She was involved in recruiting and/or hiring nine of her 11 staff members.

“I am blessed to work alongside a crew of folks that passionately believes in our purpose, goals and mission,” Allyne says of her staff. “I find myself advocating for them and ensuring they have the resources needed to do their jobs while trying to stay out of their way! To the extent possible, I try to deal with administrivia and bureaucracy so they can keep providing conservation delivery on the ground.”

Allyne bands a red-cockaded woodpecker chick. Photo credit: Allyne Askins/USFWS.

Carolina Sandhills hosts the largest population of red-cockaded woodpeckers on Service lands with 162 potential breeding groups. In partnership with neighboring Sand Hills State Forest and Cheraw State Park, the refuge has attained the status of a secondary core recovery population. This means the area can potentially host at least 250 breeding groups at or after the time of delisting. That population size is the minimum estimate considered necessary to avoid threats of extinction from catastrophic environmental events, such as hurricanes.

Allyne proudly mentions the refuge’s rebranding under her watch. 

"When I arrived, we were known as the woodpecker refuge,” she says. “We have worked deliberately over that last 15 years to tell the conservation story of the refuge’s landscape – the imperiled longleaf pine and wiregrass ecosystem that is home to nearly 200 species of birds, 108 species of mammals, reptiles, and amphibians, and more than 1,000 species of plants. We have hosted additional research on sandy ants, burying beetles, Lepidoptera, and solitary bees. By managing the ecosystem, not a single species, we have truly achieved conservation success.”

She and her staff members have taught students tasks at the refuge like red-cockaded woodpecker banding. Allyne urges students to volunteer to gain experience.

Allyne teaches forestry to fifth graders from McBee Elementary School. Photo credit: Allyne Askins/USFWS.

“The job market is extremely competitive,” says Allyne. “By volunteering you not only gain skills that you otherwise would not have, but you network and make connections that may open doors in the future. Prior to joining the Service, I volunteered at Carolina Sandhills National Wildlife Refuge and helped with many things: deer check station, red-cockaded woodpecker monitoring and translocations, cruising timber, and public use events.
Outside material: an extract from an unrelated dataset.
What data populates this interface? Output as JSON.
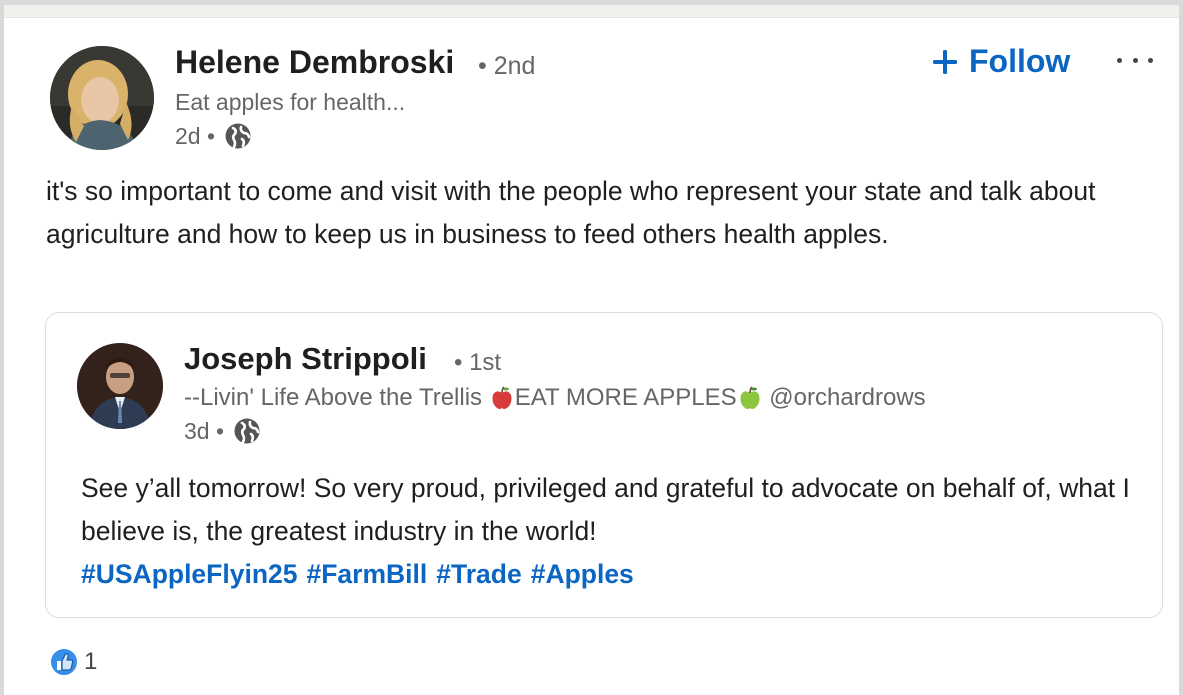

The manager of the refuge at the time, Ricky Ingram, provided a recommendation for my first Service job.”

Not only did Allyne eventually become the manager of the refuge where she once volunteered, Ricky Ingram also introduced her to her husband of 28 years, Greg Askins. He also works for the Service as a Prescribed Fire Specialist for the Southeast Region’s Fire-East Zone. They have two sons, Zach and Josh, who both love hunting, fishing, and national wildlife refuges. “It’s part of their DNA,” says Allyne. In her spare time, Allyne also enjoys playing tennis, cooking, and traveling. 

An early change in her career goals led Allyne to her life’s work and family.

Editor’s note:  During Women’s History Month, the U.S. Fish and Wildlife Service celebrates the accomplishments and commitment of women throughout the organization.  The Women of Wildlife, or WOW, story series highlights some of the women serving in the Southeast Region. 

Story Tags

Conservation science
Employees (USFWS)

Recreational Activities